‘But I say unto you, Love your enemies, bless them that curse you, do good to them that hate you, and pray for them which despitefully use you, and persecute you‘ (Mt 5:44).
There is a black Christian musician by the name of Daryl Davis. He has spent three decades befriending members of Ku Klux Klan, and hundreds have abandoned their white supremacist views because of him. He doesn’t set out to convert them: he goes to their rallies, has dinner with them, listens to them, and talks to them. Instead of protesting and yelling, he gets to know them, and asks: “How can you hate me when you don’t even know me? Look at me and tell me to my face why you should lynch me.”
And, of course, they can’t: over time, the white supremacists look into the black man’s eyes, and they see an equal human person.
Read it all (emphasis mine).
Almighty God, who didst give to thy servant William Porcher DuBose special gifts of grace to understand the Scriptures and to teach the truth as it is in Christ Jesus: Grant, we beseech thee, that by this teaching we may know thee, the one true God, and Jesus Christ whom thou hast sent; who liveth and reigneth with thee and the Holy Spirit, one God, now and for ever.
— Church of England (@c_of_e) August 18, 2017
We render unto Thee our thanksgiving, O Lord our God, Father of our Lord and Saviour Jesus Christ, by all means, at all times, in all places. For that Thou hast sheltered, assisted, supported, and led us on through the time past of our life, and brought us to this hour. And we pray and beseech Thee, O God and loving Lord, grant us to pass this day, this year, and all the time of our life without sin, with all joy, health, and salvation. But all envy, all fear, all temptation, all the working of Satan, do Thou drive away, O God, from us, and from Thy holy Church. Supply us with things good and profitable. Whereinsoever we have sinned against Thee, in word, or deed, or thought, be Thou pleased in Thy love and goodness to forgive, and forsake us not, O God, who hope in Thee, neither lead us into temptation, but deliver us from the evil one and from his works; by the grace and compassion of Thine only begotten Son, Jesus Christ. Amen.
—-James Manning,ed., Prayers of the Early Church (Nashville: The Upper Room, 1953)
But David went up the ascent of the Mount of Olives, weeping as he went, barefoot and with his head covered; and all the people who were with him covered their heads, and they went up, weeping as they went. And it was told David, “Ahith′ophel is among the conspirators with Ab′salom.” And David said, “O Lord, I pray thee, turn the counsel of Ahith′ophel into foolishness.”

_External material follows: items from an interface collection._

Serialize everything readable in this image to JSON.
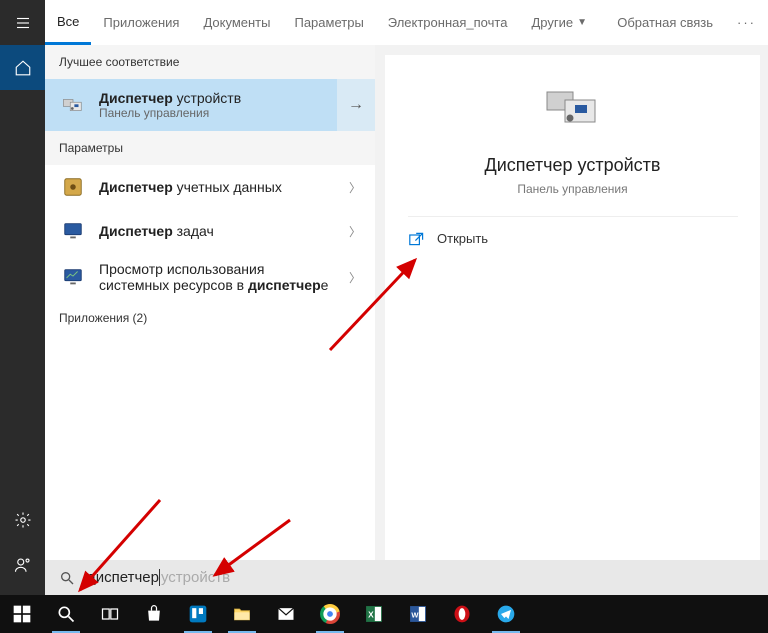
{
  "tabs": {
    "all": "Все",
    "apps": "Приложения",
    "docs": "Документы",
    "settings": "Параметры",
    "email": "Электронная_почта",
    "other": "Другие"
  },
  "feedback": "Обратная связь",
  "sections": {
    "best_match": "Лучшее соответствие",
    "params": "Параметры",
    "apps": "Приложения (2)"
  },
  "results": {
    "best": {
      "title_bold": "Диспетчер",
      "title_rest": " устройств",
      "sub": "Панель управления"
    },
    "r1": {
      "bold": "Диспетчер",
      "rest": " учетных данных"
    },
    "r2": {
      "bold": "Диспетчер",
      "rest": " задач"
    },
    "r3": {
      "line1": "Просмотр использования",
      "line2a": "системных ресурсов в ",
      "line2b": "диспетчер",
      "line2c": "е"
    }
  },
  "preview": {
    "title": "Диспетчер устройств",
    "sub": "Панель управления",
    "open": "Открыть"
  },
  "search": {
    "typed": "диспетчер",
    "suggest": " устройств"
  }
}
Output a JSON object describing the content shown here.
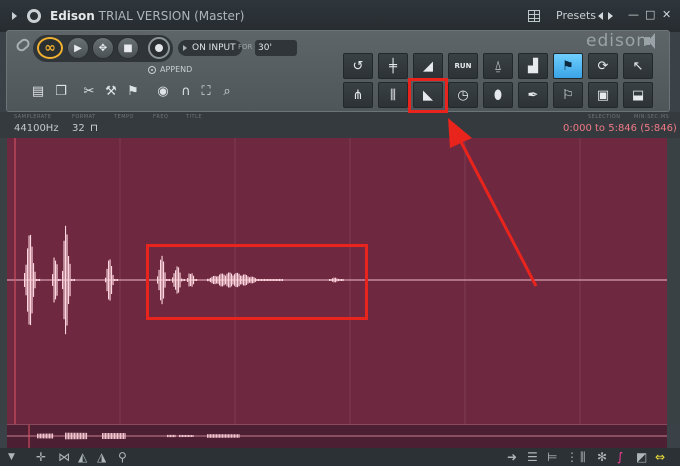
{
  "window": {
    "app_name": "Edison",
    "title_rest": "TRIAL VERSION (Master)",
    "presets_label": "Presets",
    "min_btn": "—",
    "max_btn": "□",
    "close_btn": "✕"
  },
  "transport": {
    "loop_symbol": "∞",
    "play_symbol": "▶",
    "record_mode_symbol": "✥",
    "stop_symbol": "■",
    "on_input_label": "ON INPUT",
    "for_label": "FOR",
    "duration_value": "30'",
    "append_label": "APPEND"
  },
  "logo": "edison",
  "tools_row1": [
    {
      "name": "undo-icon",
      "glyph": "↺"
    },
    {
      "name": "normalize-icon",
      "glyph": "╪"
    },
    {
      "name": "fade-in-icon",
      "glyph": "◢"
    },
    {
      "name": "run-scripts-icon",
      "glyph": "RUN"
    },
    {
      "name": "rocket-icon",
      "glyph": "⍙"
    },
    {
      "name": "spectrum-icon",
      "glyph": "▟"
    },
    {
      "name": "add-marker-icon",
      "glyph": "⚑"
    },
    {
      "name": "loop-convert-icon",
      "glyph": "⟳"
    },
    {
      "name": "cursor-icon",
      "glyph": "↖"
    }
  ],
  "tools_row2": [
    {
      "name": "split-icon",
      "glyph": "⋔"
    },
    {
      "name": "noise-icon",
      "glyph": "⫼"
    },
    {
      "name": "fade-out-icon",
      "glyph": "◣"
    },
    {
      "name": "time-stretch-icon",
      "glyph": "◷"
    },
    {
      "name": "drop-icon",
      "glyph": "⬮"
    },
    {
      "name": "feather-icon",
      "glyph": "✒"
    },
    {
      "name": "marker-tool-icon",
      "glyph": "⚐"
    },
    {
      "name": "save-icon",
      "glyph": "▣"
    },
    {
      "name": "export-icon",
      "glyph": "⬓"
    }
  ],
  "info": {
    "samplerate_label": "SAMPLERATE",
    "samplerate_value": "44100Hz",
    "format_label": "FORMAT",
    "format_value": "32",
    "tempo_label": "TEMPO",
    "freq_label": "FREQ",
    "title_label": "TITLE",
    "selection_label": "SELECTION",
    "minsec_label": "MIN:SEC:MS",
    "selection_value": "0:000 to 5:846 (5:846)"
  },
  "colors": {
    "wave_bg": "#6e2941",
    "wave_fg": "#ffd3dc",
    "highlight": "#e8241c",
    "active_tool": "#4db8f5"
  }
}
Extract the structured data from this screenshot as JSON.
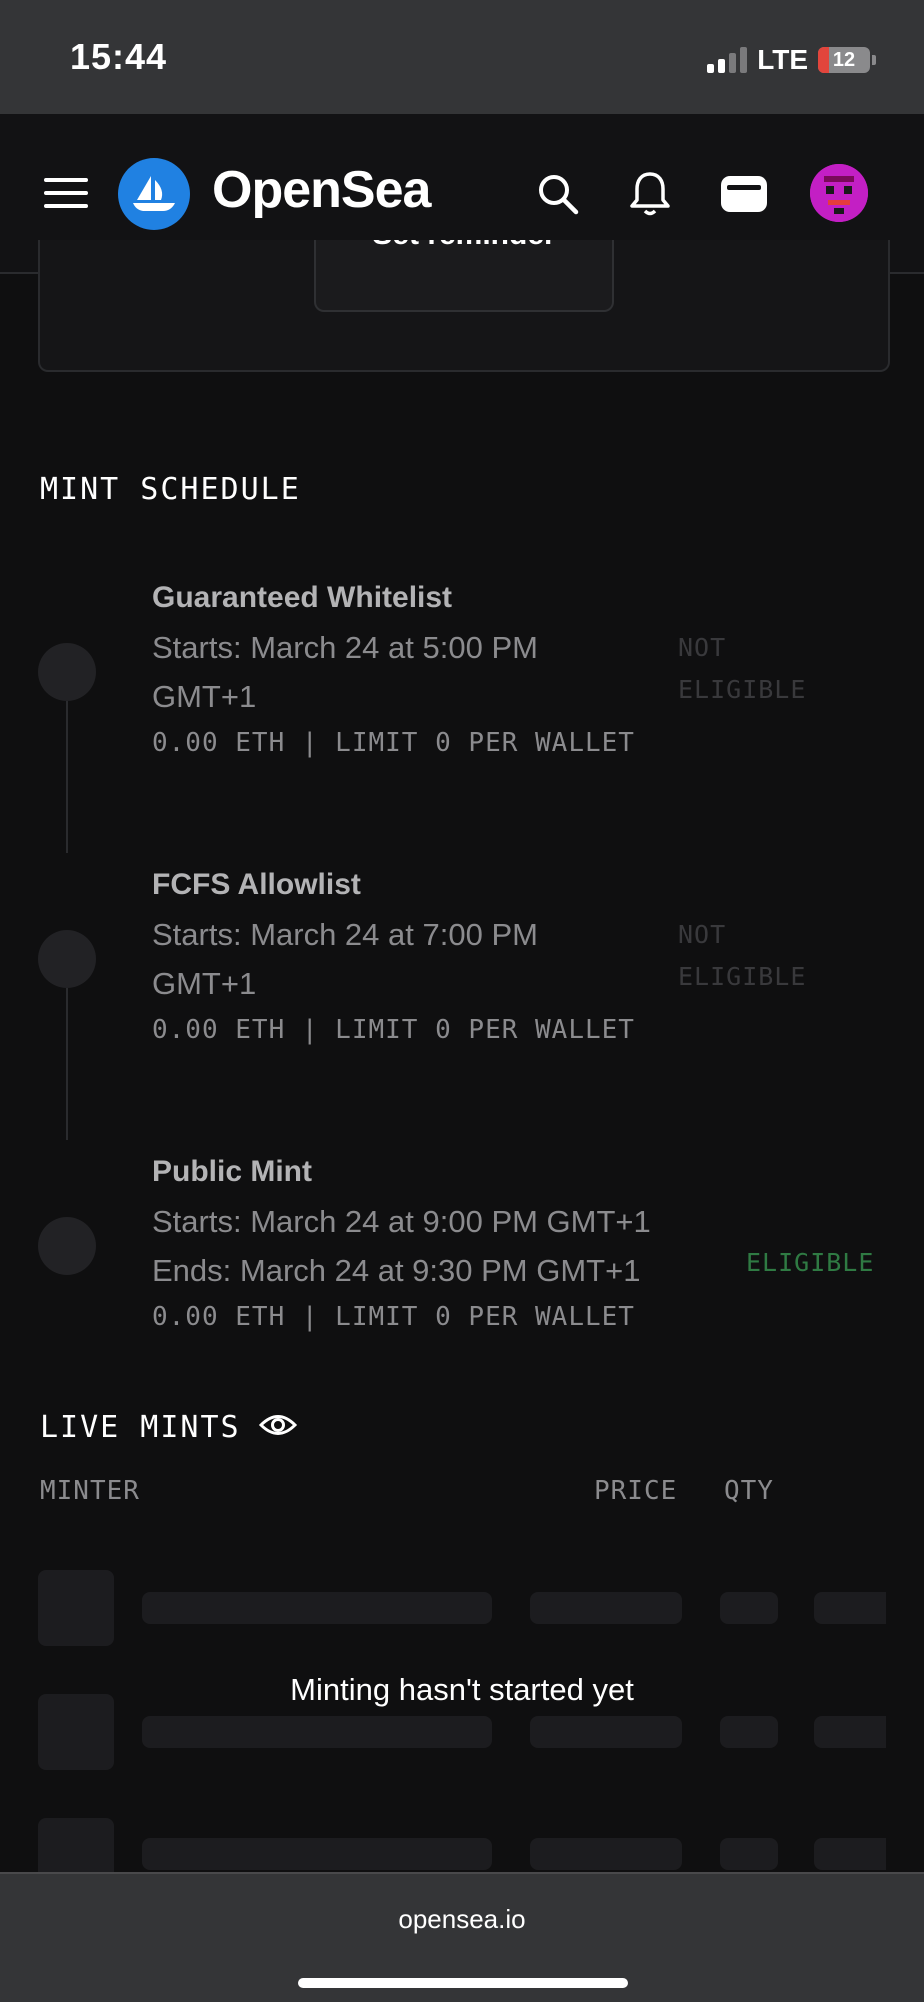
{
  "status_bar": {
    "time": "15:44",
    "network": "LTE",
    "battery": "12"
  },
  "nav": {
    "brand": "OpenSea",
    "icons": [
      "menu-icon",
      "search-icon",
      "bell-icon",
      "wallet-icon",
      "avatar"
    ]
  },
  "reminder": {
    "button_label": "Set reminder"
  },
  "mint_schedule": {
    "title": "MINT SCHEDULE",
    "phases": [
      {
        "name": "Guaranteed Whitelist",
        "line1": "Starts: March 24 at 5:00 PM",
        "line2": "GMT+1",
        "meta": "0.00 ETH | LIMIT 0 PER WALLET",
        "status_line1": "NOT",
        "status_line2": "ELIGIBLE"
      },
      {
        "name": "FCFS Allowlist",
        "line1": "Starts: March 24 at 7:00 PM",
        "line2": "GMT+1",
        "meta": "0.00 ETH | LIMIT 0 PER WALLET",
        "status_line1": "NOT",
        "status_line2": "ELIGIBLE"
      },
      {
        "name": "Public Mint",
        "line1": "Starts: March 24 at 9:00 PM GMT+1",
        "line2": "Ends: March 24 at 9:30 PM GMT+1",
        "meta": "0.00 ETH | LIMIT 0 PER WALLET",
        "status_line1": "ELIGIBLE",
        "status_line2": ""
      }
    ]
  },
  "live_mints": {
    "title": "LIVE MINTS",
    "columns": {
      "minter": "MINTER",
      "price": "PRICE",
      "qty": "QTY"
    },
    "empty_message": "Minting hasn't started yet"
  },
  "browser": {
    "url": "opensea.io"
  },
  "colors": {
    "accent": "#2081e2",
    "eligible": "#2f7a43",
    "avatar": "#c31fc4"
  }
}
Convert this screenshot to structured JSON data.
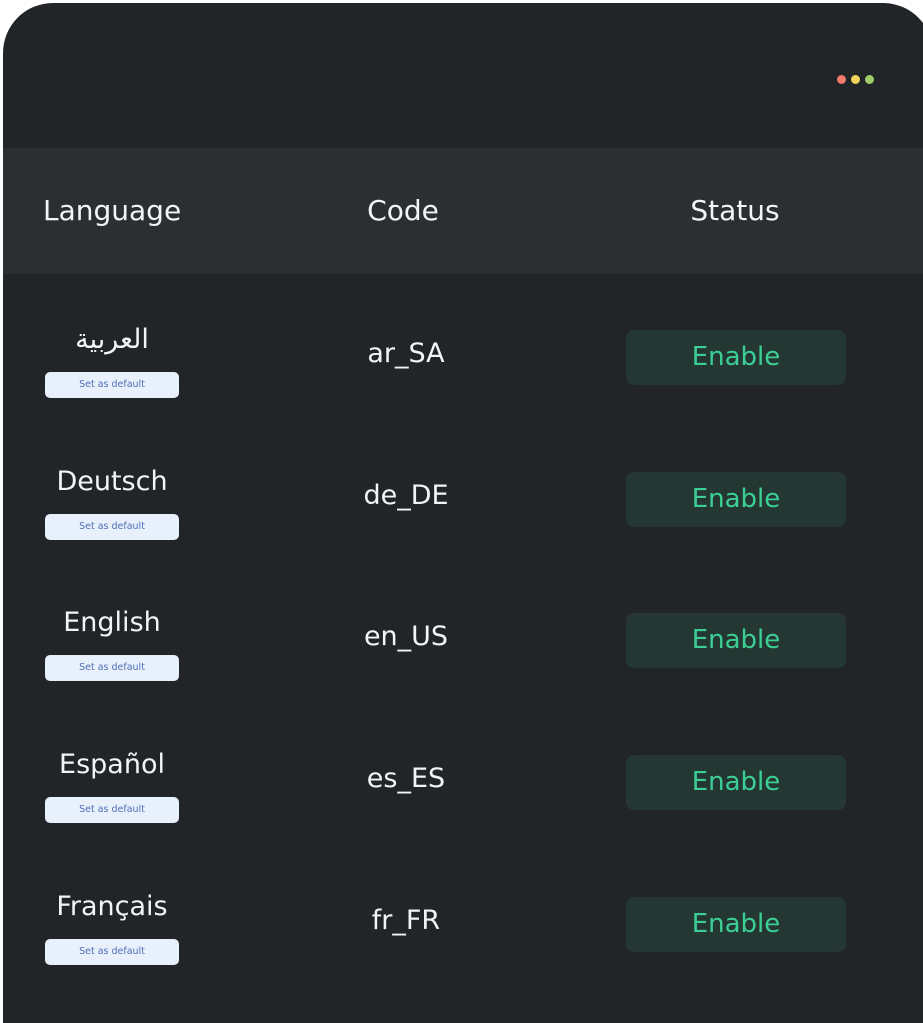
{
  "table": {
    "headers": {
      "language": "Language",
      "code": "Code",
      "status": "Status"
    },
    "rows": [
      {
        "language": "العربية",
        "code": "ar_SA",
        "status": "Enable",
        "default_label": "Set as default"
      },
      {
        "language": "Deutsch",
        "code": "de_DE",
        "status": "Enable",
        "default_label": "Set as default"
      },
      {
        "language": "English",
        "code": "en_US",
        "status": "Enable",
        "default_label": "Set as default"
      },
      {
        "language": "Español",
        "code": "es_ES",
        "status": "Enable",
        "default_label": "Set as default"
      },
      {
        "language": "Français",
        "code": "fr_FR",
        "status": "Enable",
        "default_label": "Set as default"
      }
    ]
  },
  "window": {
    "controls": [
      "red-dot",
      "yellow-dot",
      "green-dot"
    ]
  },
  "colors": {
    "background": "#222528",
    "header": "#2c2f32",
    "status_text": "#3ccf95",
    "status_bg": "#243732",
    "default_btn_bg": "#e8f0fc",
    "default_btn_text": "#4f6fb5"
  }
}
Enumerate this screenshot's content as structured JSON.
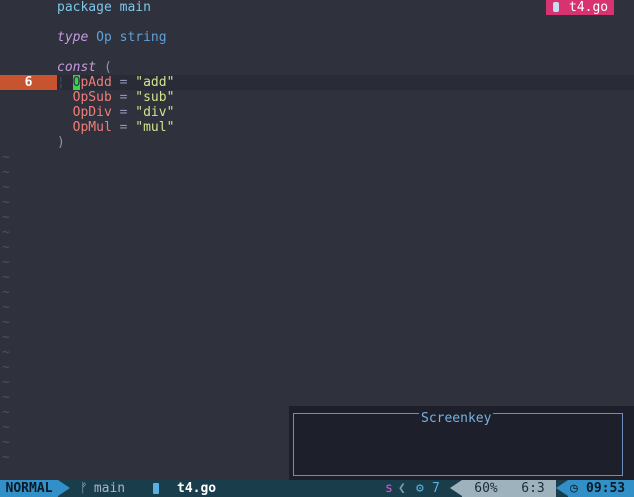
{
  "buffer": {
    "current_line_number": "6",
    "line1_kw": "package",
    "line1_name": "main",
    "line3_kw": "type",
    "line3_name": "Op",
    "line3_type": "string",
    "line5_kw": "const",
    "line5_paren": "(",
    "consts": [
      {
        "first": "O",
        "rest": "pAdd",
        "eq": "=",
        "val": "\"add\""
      },
      {
        "name": "OpSub",
        "eq": "=",
        "val": "\"sub\""
      },
      {
        "name": "OpDiv",
        "eq": "=",
        "val": "\"div\""
      },
      {
        "name": "OpMul",
        "eq": "=",
        "val": "\"mul\""
      }
    ],
    "close_paren": ")",
    "tilde": "~"
  },
  "tab": {
    "filename": "t4.go",
    "icon": "file-icon"
  },
  "screenkey": {
    "title": "Screenkey"
  },
  "statusbar": {
    "mode": "NORMAL",
    "branch_icon": "ᚠ",
    "branch": "main",
    "filename": "t4.go",
    "s_label": "s",
    "sep": "❮",
    "gear_icon": "⚙",
    "diag_count": "7",
    "percent": "60%",
    "position": "6:3",
    "clock_icon": "◷",
    "time": "09:53"
  },
  "colors": {
    "background": "#2f313d",
    "current_line_gutter": "#c8542f",
    "mode_bg": "#3190c8",
    "tab_badge": "#d63370",
    "cursor": "#33d64a"
  }
}
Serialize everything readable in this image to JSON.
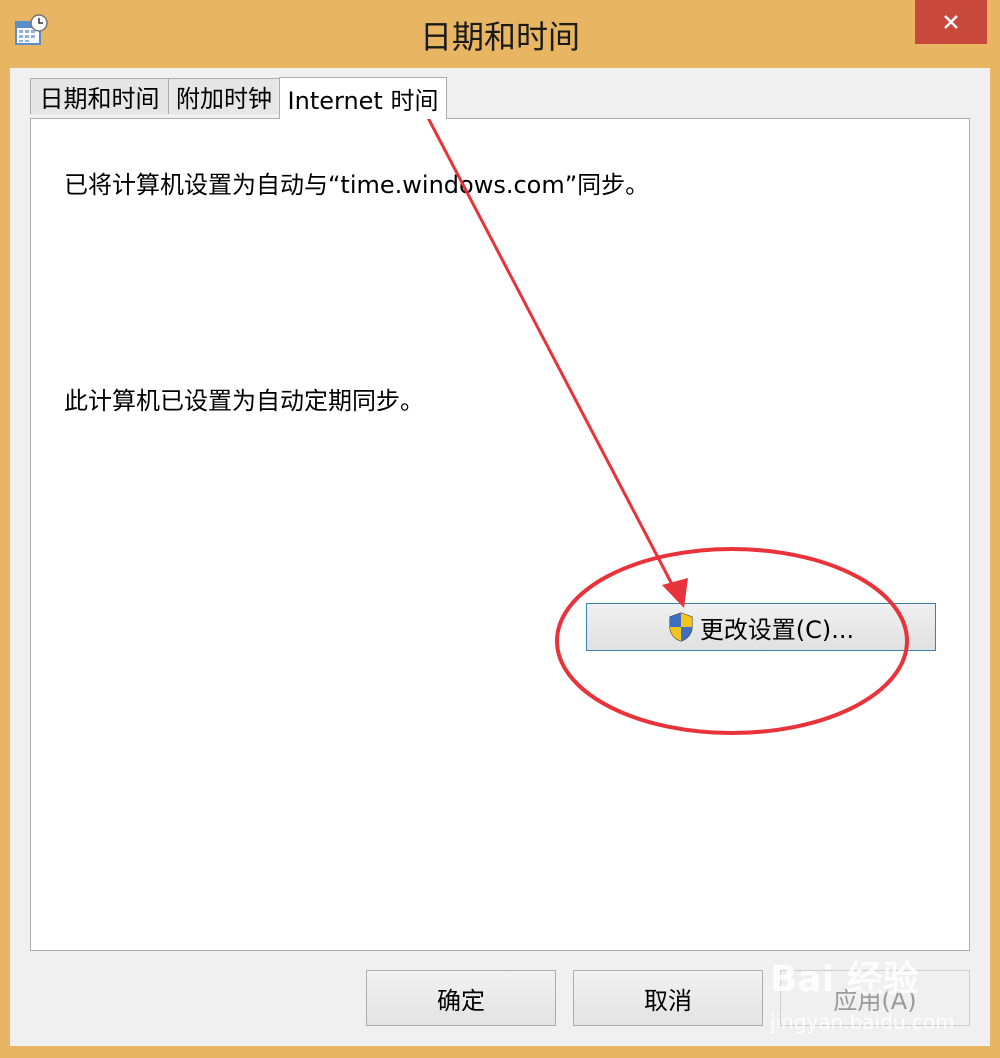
{
  "window": {
    "title": "日期和时间",
    "icon": "calendar-clock-icon",
    "close_icon": "close-icon",
    "title_bar_color": "#e8b563",
    "close_color": "#c9483c"
  },
  "tabs": [
    {
      "label": "日期和时间",
      "active": false
    },
    {
      "label": "附加时钟",
      "active": false
    },
    {
      "label": "Internet 时间",
      "active": true
    }
  ],
  "content": {
    "sync_server_text": "已将计算机设置为自动与“time.windows.com”同步。",
    "auto_sync_text": "此计算机已设置为自动定期同步。",
    "change_settings_label": "更改设置(C)...",
    "change_settings_icon": "uac-shield-icon"
  },
  "buttons": {
    "ok": "确定",
    "cancel": "取消",
    "apply": "应用(A)"
  },
  "annotation": {
    "color": "#e8333a"
  },
  "watermark": {
    "logo": "Bai 经验",
    "url": "jingyan.baidu.com"
  }
}
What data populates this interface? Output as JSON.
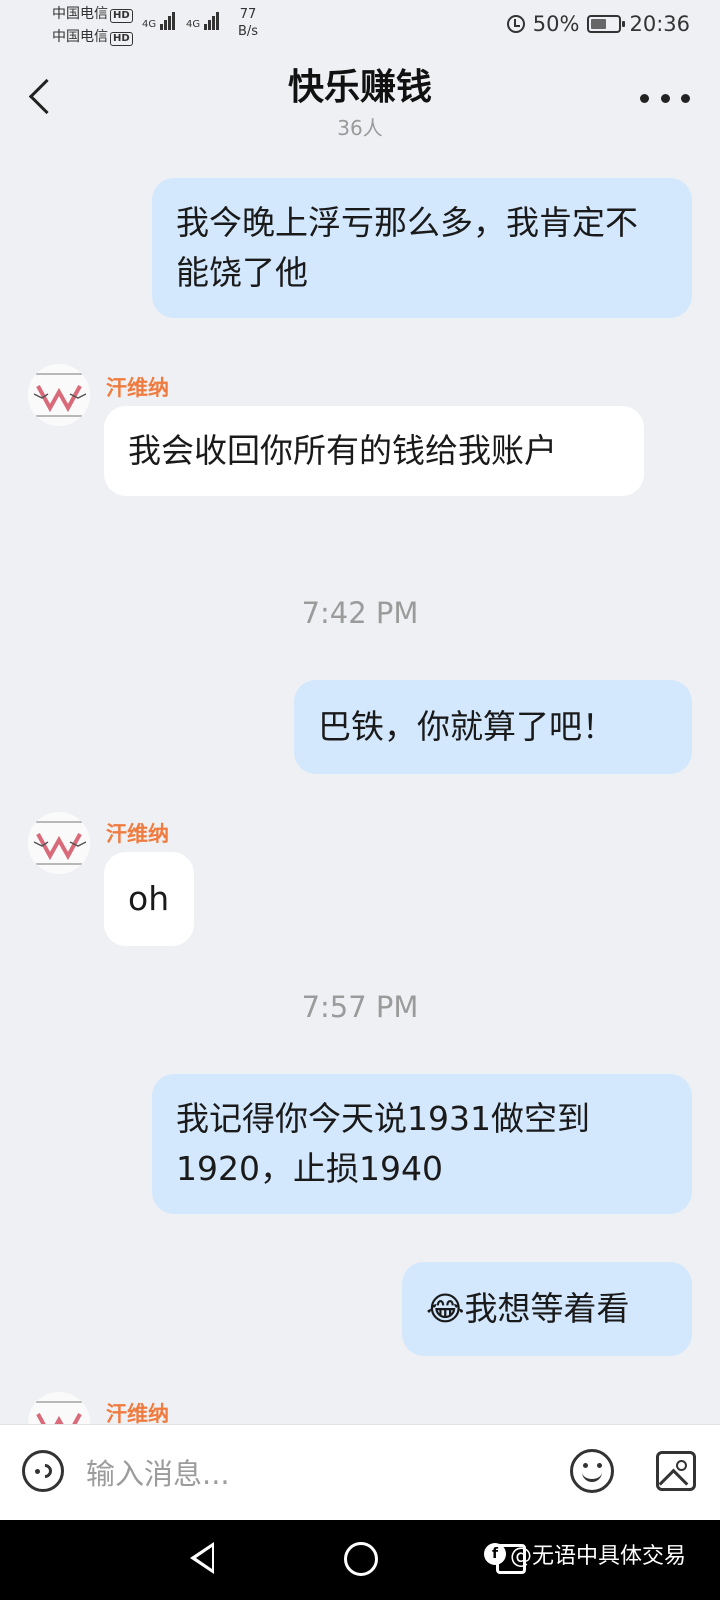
{
  "status_bar": {
    "carrier1": "中国电信",
    "carrier2": "中国电信",
    "hd": "HD",
    "network": "4G",
    "net_speed_value": "77",
    "net_speed_unit": "B/s",
    "battery": "50%",
    "time": "20:36"
  },
  "header": {
    "title": "快乐赚钱",
    "member_count": "36人"
  },
  "messages": [
    {
      "side": "me",
      "text": "我今晚上浮亏那么多，我肯定不能饶了他"
    },
    {
      "side": "other",
      "sender": "汗维纳",
      "text": "我会收回你所有的钱给我账户"
    },
    {
      "type": "time",
      "text": "7:42 PM"
    },
    {
      "side": "me",
      "text": "巴铁，你就算了吧！"
    },
    {
      "side": "other",
      "sender": "汗维纳",
      "text": "oh"
    },
    {
      "type": "time",
      "text": "7:57 PM"
    },
    {
      "side": "me",
      "text": "我记得你今天说1931做空到1920，止损1940"
    },
    {
      "side": "me",
      "text": "😂我想等着看"
    },
    {
      "side": "other",
      "sender": "汗维纳"
    }
  ],
  "input_bar": {
    "placeholder": "输入消息..."
  },
  "watermark": {
    "text": "@无语中具体交易"
  }
}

–2 Samuel 15:30-31
Let this be recorded for a generation to come, so that a people yet unborn may praise the LORD: that he looked down from his holy height, from heaven the LORD looked at the earth, to hear the groans of the prisoners, to set free those who were doomed to die; that men may declare in Zion the name of the LORD, and in Jerusalem his praise, when peoples gather together, and kingdoms, to worship the LORD. He has broken my strength in mid-course; he has shortened my days. “O my God,” I say, “take me not hence in the midst of my days, thou whose years endure throughout all generations!” Of old thou didst lay the foundation of the earth, and the heavens are the work of thy hands. They will perish, but thou dost endure; they will all wear out like a garment. Thou changest them like raiment, and they pass away; but thou art the same, and thy years have no end.
–Psalm 102:18-27 (emphasis mine)